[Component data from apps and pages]
• • • •

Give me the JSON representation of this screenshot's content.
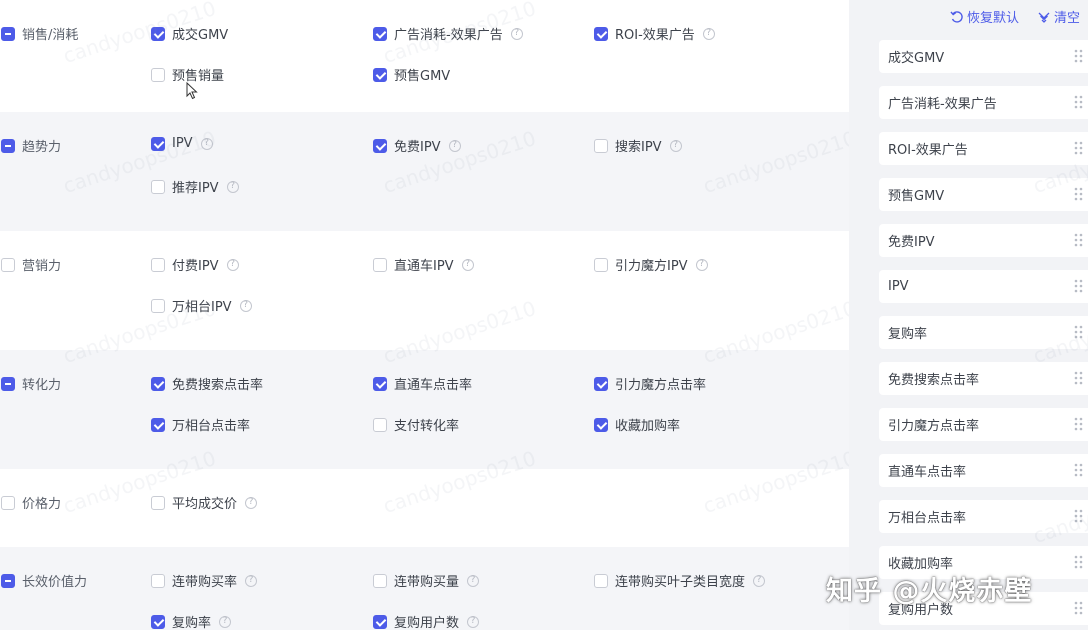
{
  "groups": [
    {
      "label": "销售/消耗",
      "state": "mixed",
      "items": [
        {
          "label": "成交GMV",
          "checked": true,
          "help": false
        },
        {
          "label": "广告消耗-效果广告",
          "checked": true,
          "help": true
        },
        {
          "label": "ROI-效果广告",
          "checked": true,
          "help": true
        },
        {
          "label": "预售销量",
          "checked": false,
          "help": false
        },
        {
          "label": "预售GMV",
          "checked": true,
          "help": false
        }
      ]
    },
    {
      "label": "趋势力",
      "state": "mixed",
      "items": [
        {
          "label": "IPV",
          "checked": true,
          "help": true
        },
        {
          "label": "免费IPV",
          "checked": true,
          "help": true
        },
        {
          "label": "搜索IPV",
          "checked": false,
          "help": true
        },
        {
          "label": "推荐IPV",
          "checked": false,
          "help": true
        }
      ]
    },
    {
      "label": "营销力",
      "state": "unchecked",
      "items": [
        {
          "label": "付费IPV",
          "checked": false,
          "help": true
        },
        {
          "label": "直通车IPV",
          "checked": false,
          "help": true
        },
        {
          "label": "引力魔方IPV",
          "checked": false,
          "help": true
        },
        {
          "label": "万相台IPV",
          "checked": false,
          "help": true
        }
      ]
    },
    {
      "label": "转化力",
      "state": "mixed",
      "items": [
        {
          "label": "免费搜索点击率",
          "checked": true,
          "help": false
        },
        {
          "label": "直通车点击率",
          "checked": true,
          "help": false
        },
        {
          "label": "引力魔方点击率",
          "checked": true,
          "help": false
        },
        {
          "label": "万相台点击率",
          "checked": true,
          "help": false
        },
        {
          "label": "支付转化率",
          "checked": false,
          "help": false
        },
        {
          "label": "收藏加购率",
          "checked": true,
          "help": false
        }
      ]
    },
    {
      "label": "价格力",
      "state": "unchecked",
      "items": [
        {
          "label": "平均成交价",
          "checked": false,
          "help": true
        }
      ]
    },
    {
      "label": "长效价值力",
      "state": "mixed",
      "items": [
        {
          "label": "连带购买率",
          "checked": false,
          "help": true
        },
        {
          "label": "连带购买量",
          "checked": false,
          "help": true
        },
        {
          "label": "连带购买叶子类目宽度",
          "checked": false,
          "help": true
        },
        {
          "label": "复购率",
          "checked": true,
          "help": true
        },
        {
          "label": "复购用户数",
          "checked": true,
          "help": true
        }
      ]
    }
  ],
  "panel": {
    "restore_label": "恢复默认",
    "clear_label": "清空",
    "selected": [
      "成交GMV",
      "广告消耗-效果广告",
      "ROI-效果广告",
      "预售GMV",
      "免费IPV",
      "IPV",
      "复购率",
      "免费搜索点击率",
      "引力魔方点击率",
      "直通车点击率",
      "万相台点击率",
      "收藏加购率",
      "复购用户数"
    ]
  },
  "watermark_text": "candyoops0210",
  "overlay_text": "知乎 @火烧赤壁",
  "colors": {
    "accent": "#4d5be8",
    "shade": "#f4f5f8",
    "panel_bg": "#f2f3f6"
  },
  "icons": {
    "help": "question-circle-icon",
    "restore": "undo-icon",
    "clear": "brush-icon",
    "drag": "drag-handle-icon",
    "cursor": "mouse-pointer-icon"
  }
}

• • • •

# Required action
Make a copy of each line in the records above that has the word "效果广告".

# Task response
          "label": "广告消耗-效果广告",
          "label": "ROI-效果广告",
      "广告消耗-效果广告",
      "ROI-效果广告",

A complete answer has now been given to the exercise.